Wednesday, September 17, 2008
Rage Against The Dying Of The Light
Lately I've been doing memory sprints; learning Japanese words, hundreds of complex kanji symbols, 15-minute classical bagpipe tunes (piobaireachd), and committing the dosages and characteristics of 80 some-odd pre-hospital drugs. At almost 45-years old this is not as easy as it used to be, but age and wisdom have made me crafty. Instead of the brute force and ignorance of youth I find myself using mnemonics, flash cards, rhymes, stories, pattern review, disciplined repetition, constant review, anything that will help embed the needed information into my brain cells for later recall.

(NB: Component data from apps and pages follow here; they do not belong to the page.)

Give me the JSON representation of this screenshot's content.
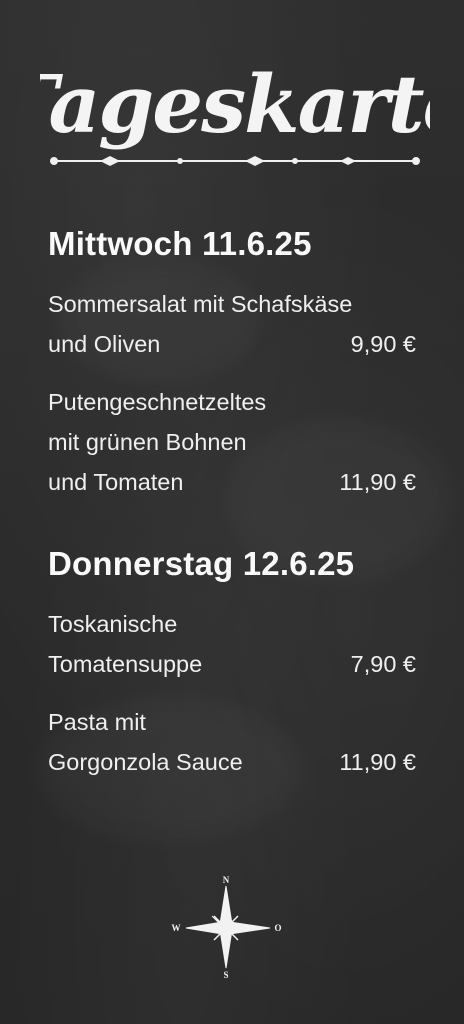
{
  "board": {
    "title": "Tageskarte"
  },
  "days": [
    {
      "heading": "Mittwoch 11.6.25",
      "items": [
        {
          "lines": [
            "Sommersalat mit Schafskäse",
            "und Oliven"
          ],
          "price": "9,90 €"
        },
        {
          "lines": [
            "Putengeschnetzeltes",
            "mit grünen Bohnen",
            "und Tomaten"
          ],
          "price": "11,90 €"
        }
      ]
    },
    {
      "heading": "Donnerstag 12.6.25",
      "items": [
        {
          "lines": [
            "Toskanische",
            "Tomatensuppe"
          ],
          "price": "7,90 €"
        },
        {
          "lines": [
            "Pasta mit",
            "Gorgonzola Sauce"
          ],
          "price": "11,90 €"
        }
      ]
    }
  ],
  "compass": {
    "icon": "compass-rose-icon",
    "north": "N",
    "west": "W",
    "east": "O",
    "south": "S"
  },
  "colors": {
    "chalkboard": "#2b2b2b",
    "chalk": "#f2f2f2"
  }
}
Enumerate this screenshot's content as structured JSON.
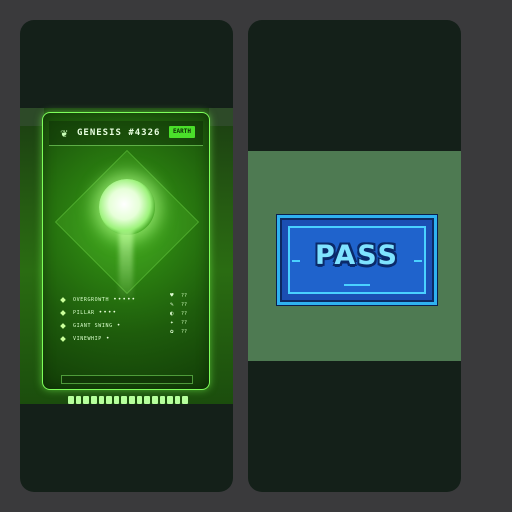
{
  "left_card": {
    "title": "GENESIS #4326",
    "element": "EARTH",
    "traits": [
      {
        "name": "OVERGROWTH",
        "dots": "•••••"
      },
      {
        "name": "PILLAR",
        "dots": "••••"
      },
      {
        "name": "GIANT SWING",
        "dots": "•"
      },
      {
        "name": "VINEWHIP",
        "dots": "•"
      }
    ],
    "stats": [
      {
        "icon": "♥",
        "value": "??"
      },
      {
        "icon": "✎",
        "value": "??"
      },
      {
        "icon": "◐",
        "value": "??"
      },
      {
        "icon": "✦",
        "value": "??"
      },
      {
        "icon": "✿",
        "value": "??"
      }
    ]
  },
  "right_pass": {
    "label": "PASS"
  },
  "colors": {
    "page_bg": "#3a3a3c",
    "panel_bg": "#142019",
    "card_green": "#2a7d10",
    "pass_blue": "#1b4fb3",
    "pass_text": "#7fe3ff"
  },
  "icons": {
    "gem": "leaf-gem-icon"
  }
}
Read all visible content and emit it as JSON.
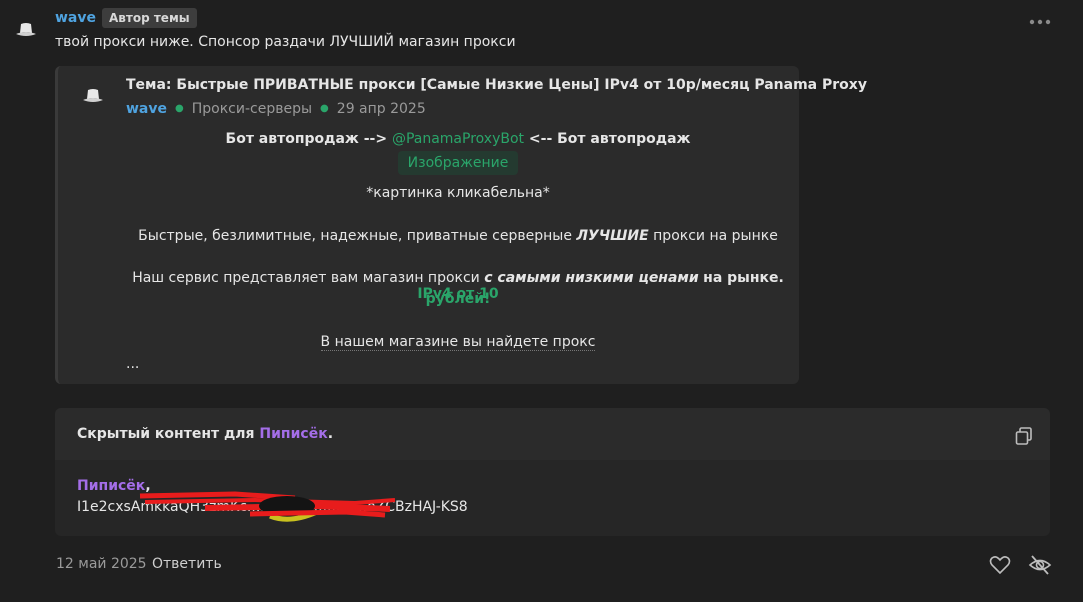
{
  "post": {
    "username": "wave",
    "badge": "Автор темы",
    "message": "твой прокси ниже. Спонсор раздачи ЛУЧШИЙ магазин прокси"
  },
  "quote": {
    "title": "Тема: Быстрые ПРИВАТНЫЕ прокси [Самые Низкие Цены] IPv4 от 10р/месяц Panama Proxy",
    "author": "wave",
    "forum": "Прокси-серверы",
    "date": "29 апр 2025",
    "bot_prefix": "Бот автопродаж -->",
    "bot_link": "@PanamaProxyBot",
    "bot_suffix": "<-- Бот автопродаж",
    "image_label": "Изображение",
    "clickable_note": "*картинка кликабельна*",
    "line1_a": "Быстрые, безлимитные, надежные, приватные серверные",
    "line1_b": "ЛУЧШИЕ",
    "line1_c": "прокси на рынке",
    "line2_a": "Наш сервис представляет вам магазин прокси",
    "line2_b": "с самыми низкими ценами",
    "line2_c": "на рынке.",
    "line2_d": "IPv4 от 10",
    "line2_e": "рублей!",
    "line3": "В нашем магазине вы найдете прокс",
    "ellipsis": "..."
  },
  "hidden": {
    "title_prefix": "Скрытый контент для",
    "group": "Пиписёк",
    "title_suffix": ".",
    "name": "Пиписёк",
    "name_suffix": ",",
    "code": "I1e2cxsAmkkaQH3zmKc...........................oZCBzHAJ-KS8"
  },
  "footer": {
    "date": "12 май 2025",
    "reply": "Ответить"
  },
  "icons": {
    "avatar": "bucket-hat-icon",
    "more": "more-dots-icon",
    "copy": "copy-icon",
    "like": "heart-icon",
    "hide": "eye-off-icon"
  },
  "colors": {
    "background": "#1f1f1f",
    "username": "#4fa3e0",
    "link_green": "#2aa56a",
    "group_purple": "#a46ee8"
  }
}
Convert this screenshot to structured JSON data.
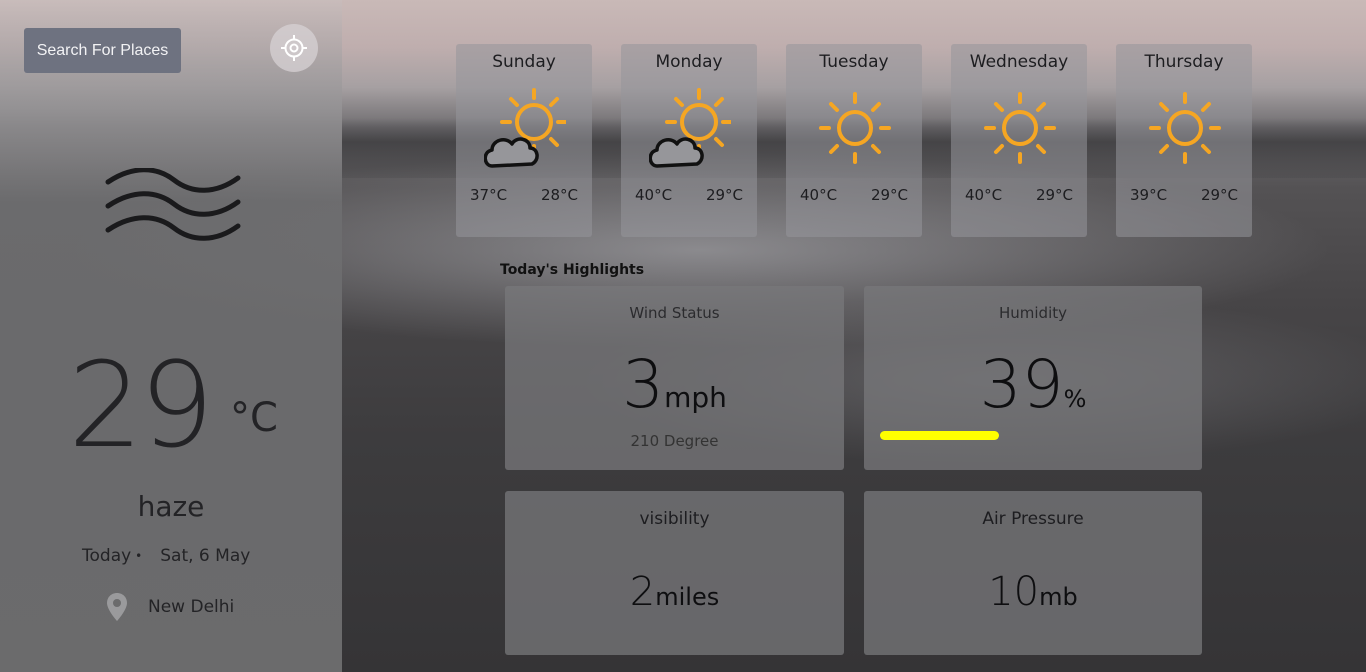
{
  "sidebar": {
    "search_label": "Search For Places",
    "temperature": "29",
    "temperature_unit": "°C",
    "condition": "haze",
    "date_prefix": "Today",
    "date_dot": "•",
    "date": "Sat, 6 May",
    "location": "New Delhi"
  },
  "forecast": [
    {
      "day": "Sunday",
      "max": "37°C",
      "min": "28°C",
      "icon": "partly-cloudy-icon"
    },
    {
      "day": "Monday",
      "max": "40°C",
      "min": "29°C",
      "icon": "partly-cloudy-icon"
    },
    {
      "day": "Tuesday",
      "max": "40°C",
      "min": "29°C",
      "icon": "sun-icon"
    },
    {
      "day": "Wednesday",
      "max": "40°C",
      "min": "29°C",
      "icon": "sun-icon"
    },
    {
      "day": "Thursday",
      "max": "39°C",
      "min": "29°C",
      "icon": "sun-icon"
    }
  ],
  "highlights": {
    "title": "Today's Highlights",
    "wind": {
      "title": "Wind Status",
      "value": "3",
      "unit": "mph",
      "direction": "210 Degree"
    },
    "humidity": {
      "title": "Humidity",
      "value": "39",
      "unit": "%",
      "bar_fraction": 0.39
    },
    "visibility": {
      "title": "visibility",
      "value": "2",
      "unit": "miles"
    },
    "pressure": {
      "title": "Air Pressure",
      "value": "10",
      "unit": "mb"
    }
  },
  "colors": {
    "sun": "#f5a623",
    "humidity_bar": "#ffff00",
    "search_button": "#6e7280"
  }
}
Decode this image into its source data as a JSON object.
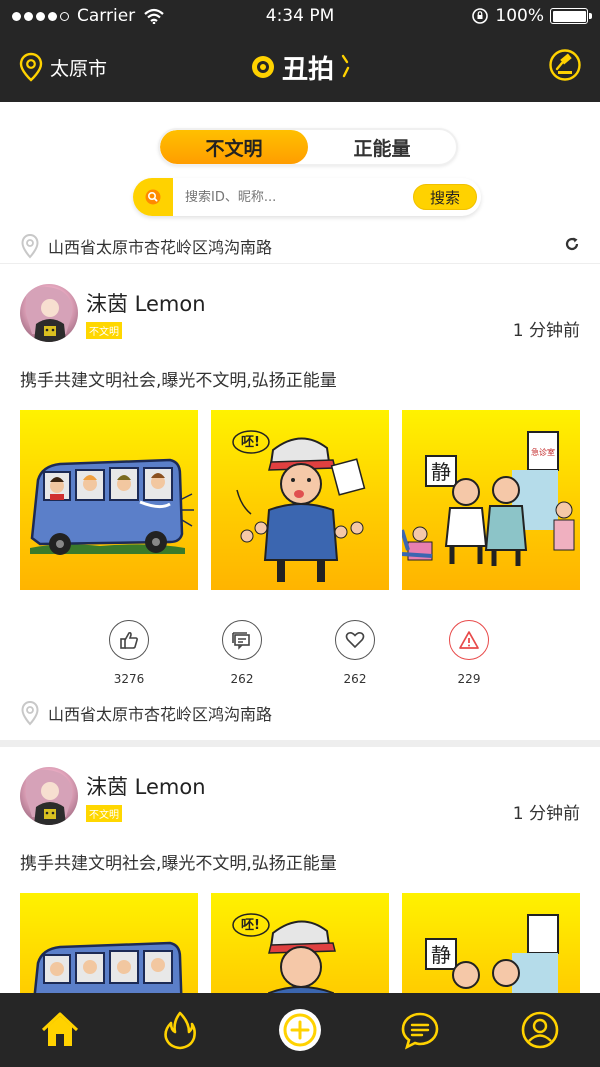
{
  "status_bar": {
    "carrier": "Carrier",
    "time": "4:34 PM",
    "battery": "100%"
  },
  "navbar": {
    "city": "太原市",
    "logo_text": "丑拍",
    "right_icon": "gavel-icon"
  },
  "segment": {
    "options": [
      "不文明",
      "正能量"
    ],
    "active_index": 0
  },
  "search": {
    "placeholder": "搜索ID、昵称...",
    "button": "搜索"
  },
  "location_bar": {
    "address": "山西省太原市杏花岭区鸿沟南路"
  },
  "posts": [
    {
      "user_name": "沫茵 Lemon",
      "tag": "不文明",
      "time": "1 分钟前",
      "text": "携手共建文明社会,曝光不文明,弘扬正能量",
      "images": [
        "bus-cartoon",
        "boy-cartoon",
        "quiet-sign-cartoon"
      ],
      "stats": {
        "likes": "3276",
        "comments": "262",
        "favorites": "262",
        "reports": "229"
      },
      "location": "山西省太原市杏花岭区鸿沟南路"
    },
    {
      "user_name": "沫茵 Lemon",
      "tag": "不文明",
      "time": "1 分钟前",
      "text": "携手共建文明社会,曝光不文明,弘扬正能量",
      "images": [
        "bus-cartoon",
        "boy-cartoon",
        "quiet-sign-cartoon"
      ]
    }
  ],
  "cartoon_text": {
    "boy_shout": "呸!",
    "sign": "静",
    "sign2": "急诊室"
  },
  "tabbar": {
    "items": [
      "home-icon",
      "fire-icon",
      "add-icon",
      "message-icon",
      "profile-icon"
    ],
    "active_index": 0
  },
  "colors": {
    "accent": "#ffd200",
    "dark": "#262626",
    "warn": "#e84a4a"
  }
}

As humans age the adage, "If you don't use it you'll loose it', holds true for both mental and physical capacities. I've seen 80-year old Ironman triathletes, musicians that can play several hundred complex tunes, and people that easily speak 8 or 9 different languages. Seemingly there is no limit to the human capacity, only those that are self-imposed through doubt, neglect, or resignation.
Do not go gentle into that good night, Old age should burn and rave at close of day; Rage, rage against the dying of the light.
Though wise men at their end know dark is right, Because their words had forked no lightning they Do not go gentle into that good night.
Good men, the last wave by, crying how bright Their frail deeds might have danced in a green bay, Rage, rage against the dying of the light.
Wild men who caught and sang the sun in flight, And learn, too late, they grieved it on its way, Do not go gentle into that good night.
Grave men, near death, who see with blinding sight Blind eyes could blaze like meteors and be gay, Rage, rage against the dying of the light.
And you, my father, there on the sad height, Curse, bless me now with your fierce tears, I pray. Do not go gentle into that good night. Rage, rage against the dying of the light.